  1. ^ a b c d e f Farrington, Lisa (2006). "The Harlem Renaissance and the New Negro" in Creating their own Image: The History of African-American Women Aritsts. Oxford, England: Oxford University Press. p. 95. 
  2. ^ a b c d "Maudelle". University of Missouri: Museum of Art and Archaeology. Archived from the original on 30 July 2013. Retrieved 21 October 2014. 
  3. ^ a b c Women artists of the Harlem Renaissance. Kirschke, Amy Helene,. Jackson [Mississippi]. ISBN 9781628460339. OCLC 874902125. 
  4. ^ Wilson, Judith (2002). "How the Invisible Woman Got Herself on the Cultural Map: Black Women Artists in California". Art, Women, California 1950-2000: Parallels and Intersections. Berkeley [u.a.]: Univ. of California Press. pp. 207–209. ISBN 978-0-520-23066-8. 
  5. ^ a b "Beulah Woodard was an early California artist". African American Registry. Retrieved October 21, 2014. 
  6. ^ Farrington, Lisa E. (2004). Creating Their Own Image: The History of African-American Women Artists. New York: Oxford University Press. pp. 92–95. ISBN 978-0-19-516721-4. 

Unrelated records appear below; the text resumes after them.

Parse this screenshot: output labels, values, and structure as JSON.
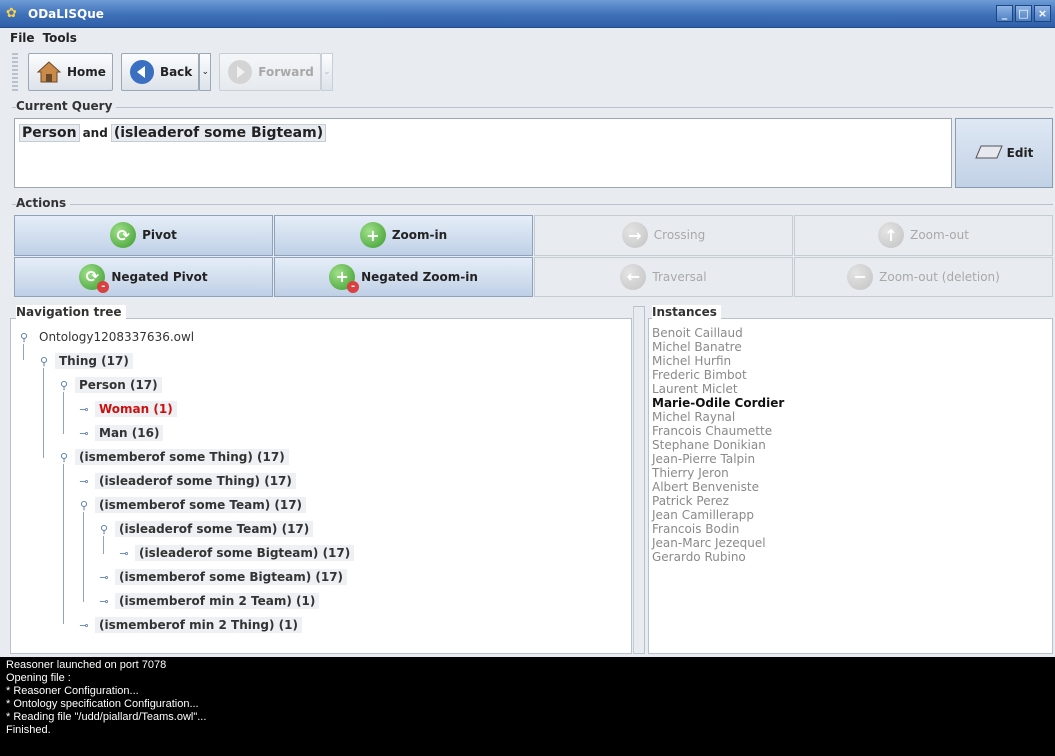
{
  "window": {
    "title": "ODaLISQue",
    "controls": [
      "_",
      "□",
      "×"
    ]
  },
  "menu": {
    "items": [
      "File",
      "Tools"
    ]
  },
  "toolbar": {
    "home_label": "Home",
    "back_label": "Back",
    "forward_label": "Forward"
  },
  "query": {
    "section_label": "Current Query",
    "token1": "Person",
    "connector": "and",
    "token2": "(isleaderof some Bigteam)",
    "edit_label": "Edit"
  },
  "actions": {
    "section_label": "Actions",
    "pivot": "Pivot",
    "zoom_in": "Zoom-in",
    "crossing": "Crossing",
    "zoom_out": "Zoom-out",
    "negated_pivot": "Negated Pivot",
    "negated_zoom_in": "Negated Zoom-in",
    "traversal": "Traversal",
    "zoom_out_deletion": "Zoom-out (deletion)"
  },
  "navigation": {
    "section_label": "Navigation tree",
    "nodes": [
      "Ontology1208337636.owl",
      "Thing (17)",
      "Person (17)",
      "Woman (1)",
      "Man (16)",
      "(ismemberof some Thing) (17)",
      "(isleaderof some Thing) (17)",
      "(ismemberof some Team) (17)",
      "(isleaderof some Team) (17)",
      "(isleaderof some Bigteam) (17)",
      "(ismemberof some Bigteam) (17)",
      "(ismemberof min 2 Team) (1)",
      "(ismemberof min 2 Thing) (1)"
    ]
  },
  "instances": {
    "section_label": "Instances",
    "items": [
      "Benoit Caillaud",
      "Michel Banatre",
      "Michel Hurfin",
      "Frederic Bimbot",
      "Laurent Miclet",
      "Marie-Odile Cordier",
      "Michel Raynal",
      "Francois Chaumette",
      "Stephane Donikian",
      "Jean-Pierre Talpin",
      "Thierry Jeron",
      "Albert Benveniste",
      "Patrick Perez",
      "Jean Camillerapp",
      "Francois Bodin",
      "Jean-Marc Jezequel",
      "Gerardo Rubino"
    ],
    "selected": "Marie-Odile Cordier"
  },
  "console": {
    "lines": [
      "Reasoner launched on port 7078",
      "Opening file :",
      "* Reasoner Configuration...",
      "* Ontology specification Configuration...",
      "* Reading file \"/udd/piallard/Teams.owl\"...",
      "Finished."
    ]
  },
  "colors": {
    "title_bar": "#3e70b8",
    "highlight_red": "#cc1010",
    "console_bg": "#000000"
  }
}
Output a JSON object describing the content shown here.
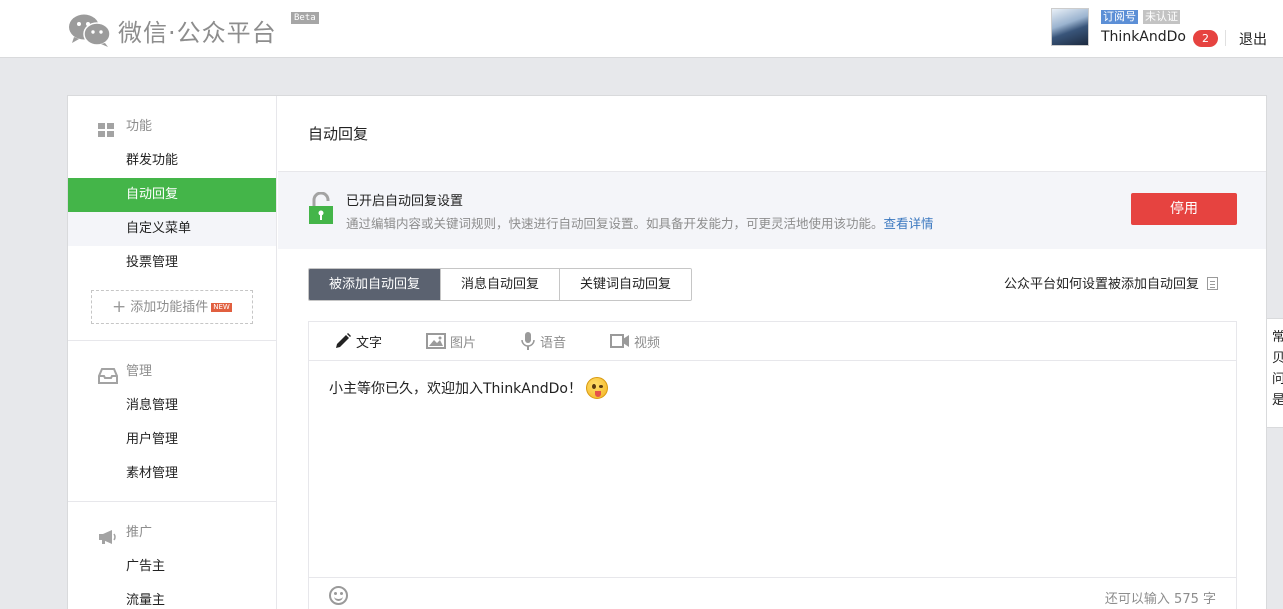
{
  "header": {
    "logo_text": "微信·公众平台",
    "beta_label": "Beta",
    "account_type_tag": "订阅号",
    "verification_tag": "未认证",
    "username": "ThinkAndDo",
    "notification_count": "2",
    "logout_label": "退出"
  },
  "sidebar": {
    "groups": [
      {
        "title": "功能",
        "icon": "grid-icon",
        "items": [
          "群发功能",
          "自动回复",
          "自定义菜单",
          "投票管理"
        ],
        "add_plugin_label": "添加功能插件",
        "new_tag": "NEW"
      },
      {
        "title": "管理",
        "icon": "inbox-icon",
        "items": [
          "消息管理",
          "用户管理",
          "素材管理"
        ]
      },
      {
        "title": "推广",
        "icon": "megaphone-icon",
        "items": [
          "广告主",
          "流量主"
        ]
      }
    ],
    "active_item": "自动回复"
  },
  "main": {
    "page_title": "自动回复",
    "status": {
      "title": "已开启自动回复设置",
      "description": "通过编辑内容或关键词规则，快速进行自动回复设置。如具备开发能力，可更灵活地使用该功能。",
      "details_link": "查看详情",
      "disable_button": "停用"
    },
    "tabs": [
      "被添加自动回复",
      "消息自动回复",
      "关键词自动回复"
    ],
    "active_tab": 0,
    "help_link": "公众平台如何设置被添加自动回复",
    "editor": {
      "tools": [
        "文字",
        "图片",
        "语音",
        "视频"
      ],
      "active_tool": 0,
      "message_text": "小主等你已久，欢迎加入ThinkAndDo！",
      "remaining_label": "还可以输入 575 字"
    }
  },
  "side_popup": {
    "text": "常贝问是"
  },
  "colors": {
    "accent_green": "#44b549",
    "danger_red": "#e64340",
    "tab_active": "#5b6270",
    "link_blue": "#3c79c0"
  }
}
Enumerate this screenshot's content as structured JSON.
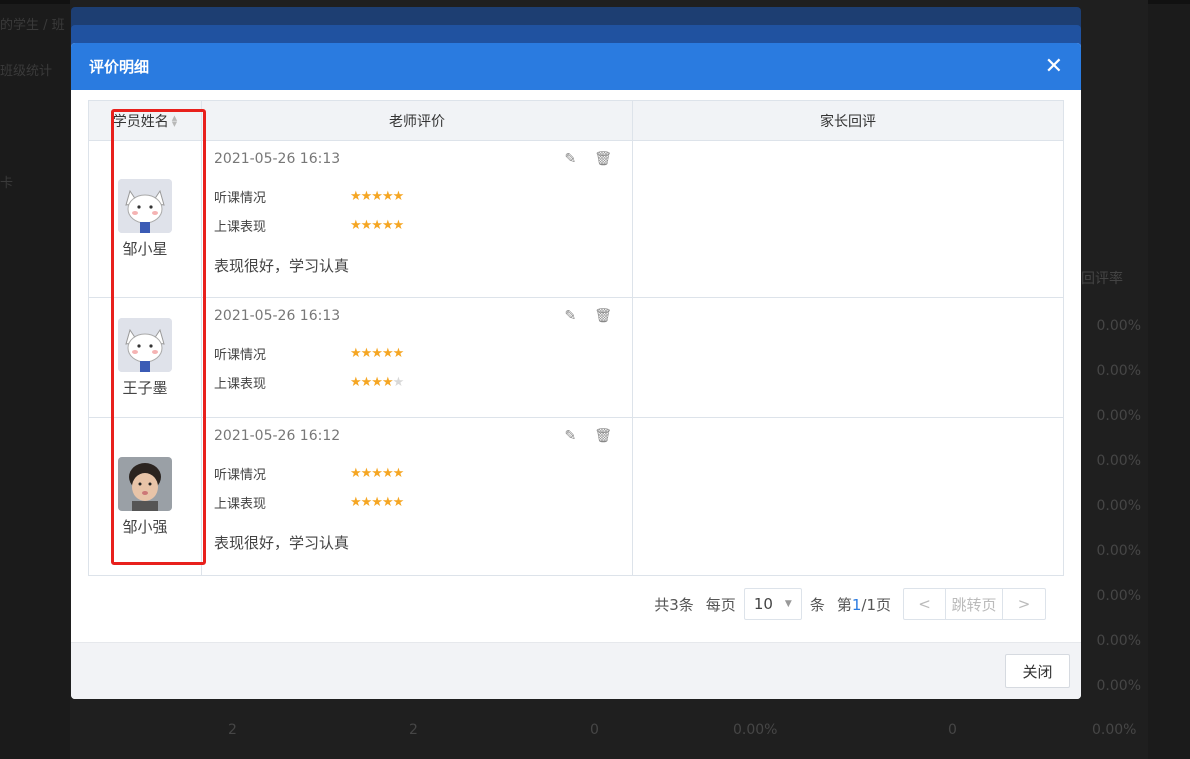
{
  "background": {
    "crumb": "的学生 / 班",
    "sub": "班级统计",
    "misc": "卡",
    "col_head": "回评率",
    "rates": [
      "0.00%",
      "0.00%",
      "0.00%",
      "0.00%",
      "0.00%",
      "0.00%",
      "0.00%",
      "0.00%",
      "0.00%"
    ],
    "bottom_row": [
      "2",
      "2",
      "0",
      "0.00%",
      "0",
      "0.00%"
    ]
  },
  "modal": {
    "title": "评价明细",
    "close_icon": "close-icon",
    "columns": {
      "student": "学员姓名",
      "teacher": "老师评价",
      "parent": "家长回评"
    },
    "criteria": [
      "听课情况",
      "上课表现"
    ],
    "rows": [
      {
        "student": "邹小星",
        "avatar": "cat-avatar",
        "time": "2021-05-26 16:13",
        "ratings": [
          5,
          5
        ],
        "comment": "表现很好，学习认真",
        "parent_reply": ""
      },
      {
        "student": "王子墨",
        "avatar": "cat-avatar",
        "time": "2021-05-26 16:13",
        "ratings": [
          5,
          4
        ],
        "comment": "",
        "parent_reply": ""
      },
      {
        "student": "邹小强",
        "avatar": "child-photo-avatar",
        "time": "2021-05-26 16:12",
        "ratings": [
          5,
          5
        ],
        "comment": "表现很好，学习认真",
        "parent_reply": ""
      }
    ],
    "pager": {
      "total": "共3条",
      "per_page_label": "每页",
      "per_page": "10",
      "unit": "条",
      "page_prefix": "第",
      "page_current": "1",
      "page_suffix": "/1页",
      "prev": "<",
      "jump": "跳转页",
      "next": ">"
    },
    "footer": {
      "close_label": "关闭"
    }
  },
  "colors": {
    "header_blue": "#2a7be0",
    "star": "#f5a623",
    "highlight_red": "#e8201c"
  }
}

  7. ^ Widener, Daniel (2010). Black Arts West: Culture and Struggle in Postwar Los Angeles. Durham, NC: Duke University Press. pp. 84–85. ISBN 978-0-8223-9262-0.